The unsubscribe experience is often a poor one, when it comes to email newsletters. There are many ways to do it. As a user, I sometimes wonder if the list owner has even spent much time thinking about it.
If you manage your email newsletter through an email service provider (ESP) like InfusionSoft, Aweber or Mailchimp, the unsubscription link is probably added automatically to the end of your email newsletters. The process for unsubscribing is perhaps dictated by the ESP.
As an exercise, I tested a few newsletters to see what happens when you click the unsubscribe button. Here are the examples of unsubscribe processes. As a brand owner you should think about the user’s experience first and your experience second.
Pocket makes it easy

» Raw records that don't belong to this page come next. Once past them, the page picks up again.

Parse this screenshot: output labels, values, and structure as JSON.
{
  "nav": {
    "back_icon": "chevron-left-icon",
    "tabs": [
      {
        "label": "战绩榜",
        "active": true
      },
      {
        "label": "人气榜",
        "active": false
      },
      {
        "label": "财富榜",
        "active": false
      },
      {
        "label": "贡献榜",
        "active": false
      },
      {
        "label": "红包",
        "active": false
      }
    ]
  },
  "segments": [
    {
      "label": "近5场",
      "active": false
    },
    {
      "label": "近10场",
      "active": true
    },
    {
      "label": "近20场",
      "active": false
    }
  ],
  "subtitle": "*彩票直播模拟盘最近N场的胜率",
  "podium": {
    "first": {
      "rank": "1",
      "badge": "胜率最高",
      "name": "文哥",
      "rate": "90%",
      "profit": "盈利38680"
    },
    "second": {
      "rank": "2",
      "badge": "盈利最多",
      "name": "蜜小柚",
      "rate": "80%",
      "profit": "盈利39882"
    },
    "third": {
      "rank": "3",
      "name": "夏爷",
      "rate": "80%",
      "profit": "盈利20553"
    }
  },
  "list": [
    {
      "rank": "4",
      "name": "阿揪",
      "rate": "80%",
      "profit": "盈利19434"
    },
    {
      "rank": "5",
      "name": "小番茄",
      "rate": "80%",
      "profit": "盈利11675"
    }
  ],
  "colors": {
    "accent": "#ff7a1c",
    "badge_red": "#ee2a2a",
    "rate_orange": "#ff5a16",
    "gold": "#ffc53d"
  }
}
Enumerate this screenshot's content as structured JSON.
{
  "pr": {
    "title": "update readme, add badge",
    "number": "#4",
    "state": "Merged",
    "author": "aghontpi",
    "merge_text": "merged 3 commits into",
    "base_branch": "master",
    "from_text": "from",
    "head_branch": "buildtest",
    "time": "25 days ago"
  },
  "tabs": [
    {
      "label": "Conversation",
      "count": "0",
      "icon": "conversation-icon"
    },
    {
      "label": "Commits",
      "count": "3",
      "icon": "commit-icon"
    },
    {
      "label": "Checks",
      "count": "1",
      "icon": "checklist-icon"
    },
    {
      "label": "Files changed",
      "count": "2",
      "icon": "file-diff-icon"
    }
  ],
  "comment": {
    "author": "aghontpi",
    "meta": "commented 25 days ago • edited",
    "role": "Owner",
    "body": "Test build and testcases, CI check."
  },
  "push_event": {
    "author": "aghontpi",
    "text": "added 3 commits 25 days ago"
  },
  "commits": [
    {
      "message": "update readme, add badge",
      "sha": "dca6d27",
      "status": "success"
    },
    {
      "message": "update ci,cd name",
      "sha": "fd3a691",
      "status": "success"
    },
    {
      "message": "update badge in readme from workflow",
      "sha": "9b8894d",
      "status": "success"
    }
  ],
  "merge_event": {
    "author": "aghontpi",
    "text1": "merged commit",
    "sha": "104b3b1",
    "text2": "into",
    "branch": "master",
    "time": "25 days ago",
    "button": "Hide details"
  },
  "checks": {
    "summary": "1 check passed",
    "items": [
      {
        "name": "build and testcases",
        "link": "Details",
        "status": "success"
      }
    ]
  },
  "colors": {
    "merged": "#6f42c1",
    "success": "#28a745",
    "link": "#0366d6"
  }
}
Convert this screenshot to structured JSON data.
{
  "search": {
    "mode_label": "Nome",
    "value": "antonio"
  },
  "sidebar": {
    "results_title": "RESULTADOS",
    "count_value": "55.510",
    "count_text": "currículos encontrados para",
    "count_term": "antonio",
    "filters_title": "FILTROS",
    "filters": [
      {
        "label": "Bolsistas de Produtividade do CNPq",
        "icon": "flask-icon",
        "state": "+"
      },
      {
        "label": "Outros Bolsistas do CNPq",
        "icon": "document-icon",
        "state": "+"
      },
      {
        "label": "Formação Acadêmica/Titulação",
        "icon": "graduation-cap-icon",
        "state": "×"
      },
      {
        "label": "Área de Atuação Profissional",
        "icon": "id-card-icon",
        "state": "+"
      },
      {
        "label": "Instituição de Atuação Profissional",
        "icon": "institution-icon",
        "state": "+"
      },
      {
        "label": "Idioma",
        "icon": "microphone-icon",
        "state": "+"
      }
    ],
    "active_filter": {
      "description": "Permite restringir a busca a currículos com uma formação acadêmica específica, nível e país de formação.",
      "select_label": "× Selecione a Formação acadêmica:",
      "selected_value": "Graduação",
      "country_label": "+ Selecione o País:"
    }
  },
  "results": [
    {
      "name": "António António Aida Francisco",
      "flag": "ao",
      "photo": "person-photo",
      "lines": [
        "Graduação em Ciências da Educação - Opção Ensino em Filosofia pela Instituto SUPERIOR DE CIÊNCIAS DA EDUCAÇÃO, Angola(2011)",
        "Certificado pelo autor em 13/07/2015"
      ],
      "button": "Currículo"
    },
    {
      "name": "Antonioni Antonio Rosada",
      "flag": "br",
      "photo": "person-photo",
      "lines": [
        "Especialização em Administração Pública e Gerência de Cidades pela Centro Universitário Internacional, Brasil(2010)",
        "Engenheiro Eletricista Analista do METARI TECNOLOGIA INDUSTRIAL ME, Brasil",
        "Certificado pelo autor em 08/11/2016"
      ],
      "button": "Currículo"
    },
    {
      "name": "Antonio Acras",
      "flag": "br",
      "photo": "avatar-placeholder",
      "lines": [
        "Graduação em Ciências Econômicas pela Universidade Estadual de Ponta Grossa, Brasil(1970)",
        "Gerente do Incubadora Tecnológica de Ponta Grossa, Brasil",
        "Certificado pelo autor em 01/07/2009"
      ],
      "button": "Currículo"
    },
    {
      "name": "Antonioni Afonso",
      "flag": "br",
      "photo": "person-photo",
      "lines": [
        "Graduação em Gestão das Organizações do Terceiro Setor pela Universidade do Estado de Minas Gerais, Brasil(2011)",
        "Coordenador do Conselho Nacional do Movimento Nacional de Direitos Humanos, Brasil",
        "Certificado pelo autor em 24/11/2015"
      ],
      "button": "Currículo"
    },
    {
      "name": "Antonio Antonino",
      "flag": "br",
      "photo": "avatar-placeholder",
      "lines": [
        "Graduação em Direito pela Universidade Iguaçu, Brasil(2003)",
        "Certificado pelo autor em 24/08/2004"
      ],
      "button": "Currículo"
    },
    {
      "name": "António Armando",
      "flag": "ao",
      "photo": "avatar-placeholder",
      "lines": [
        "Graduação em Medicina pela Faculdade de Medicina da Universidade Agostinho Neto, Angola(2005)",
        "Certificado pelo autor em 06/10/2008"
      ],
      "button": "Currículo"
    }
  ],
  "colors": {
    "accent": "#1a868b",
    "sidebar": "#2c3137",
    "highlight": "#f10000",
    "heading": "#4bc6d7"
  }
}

Pocket automatically adds you to its mailing list when you join the site. But unsubscribing from the automated alerts is easy. Just click an unsubscribe link at the bottom of the email and you are taken straight to the resulting message – “We have unsubscribed you from our Pocket Hits email list.”
Couldn’t be simpler.
Voyage Privé makes it confusing
Voyage Privé is the opposite of easy. When you click on the unsubscribe link in the email newsletter, you are taken to the screen that you can see above. It is split into two sections, making it unclear whether you are supposed to fill in both sections.
Some brands allow a straightforward “unsubscribe from everything” option. Because I have experienced that, I could easily assume that I only need to select that option and click submit, but when I do that the other items are still set to yes afterwards.
I have to separately select no for the other options and click submit again.
In addition, Voyage Privé sends a follow-up email saying that settings will be updated “soon”. Why so cryptic and confusing?
Another approach, from 38Degrees
While the Pocket approach is the easiest for the user, the approach by 38Degrees is also easy. You click on the unsubscribe link in the email newsletter and, instead of having an instant confirmation, you are taken to a screen with an unsubscribe form.
This form allows the user to add a reason, which will help the brand know why you have decided to leave the list.
Additionally, the form shows the email address you are unsubscribing, which is useful if you use multiple email addresses and can’t remember which one you used to sign up for the list.
George.com is OK, but…
I was registered for the George.com newsletter – which is a sub-brand of Asda.
When I clicked on the unsubscribe link, I was taken to this page. There are two problems here. First, the brand on the page is Asda and not George.com, which is confusing because I am separately an Asda customer.
Does this mean I will stop receiving all emails from Asda? I’m not sure.
Second, it refers to “the following email address” but the email address is not shown on the page.
Inbound.org hides the message
Inbound.org has a smart unsubscribe page. When I clicked on the unsubscribe link in the email newsletter, I was taken to a page full of enticing content and offers.
The problem is that, hidden in an inconsequential and hard-to-spot line within the content is the only message I am looking for on the page – confirmation of the unsubscription.
If you unsubscribe from this, then that’s it
Another example of an easy unsubscribe process. IFTTT simply takes you to a screen telling you that you have been unsubscribed.
MyPicture takes the two-step approach
MyPicture.co.uk adds you to its mailing list when you buy something from the company. Fair enough. Unsubscribing from the emails takes you to the first screen, with a message that implores you to stay on the list.
The page includes a button for you to confirm the unsubscription, but it also includes a button for you to affirm that you want to stay on the list.
When you unsubscribe, you see a second screen confirming you have been removed from the list and inviting you to come back any time.
Crunchbase also uses a two-step approach
Crunchbase’s two-step approach is less wordy, but it offers two choices and you need to read the text to understand the difference. The first button removes you from only one list. The second removes you from all emails – presumably adding you to an internal suppression list.
After you unsubscribe from Crunchbase, the website offers an instant option to undo your choice.
Groupon’s link did not work
The link in Groupon’s email to unsubscribe from all emails didn’t work. It just took me to a screen with an error.
Rule number one, obviously, should be to make sure your unsubscription functionality works.
Flybe gets granular
The unsubscribe process for Flybe took me to a detailed form. I like this approach because it gives me a good overview of the multiple lists that Flybe may have me on.
I can see the email address and select an option to simply unsubscribe from everything.
Travelodge – not easy to spot
Functionally, the Travelodge process is like Flybe. You are taken to the page with a form. However, the form is low down the page, below other content.
When I made my selection and hit the “Unsubscribe me” button, the page simply reloaded with no confirmation. Trying this several times, I was left unsure of whether anything had happened.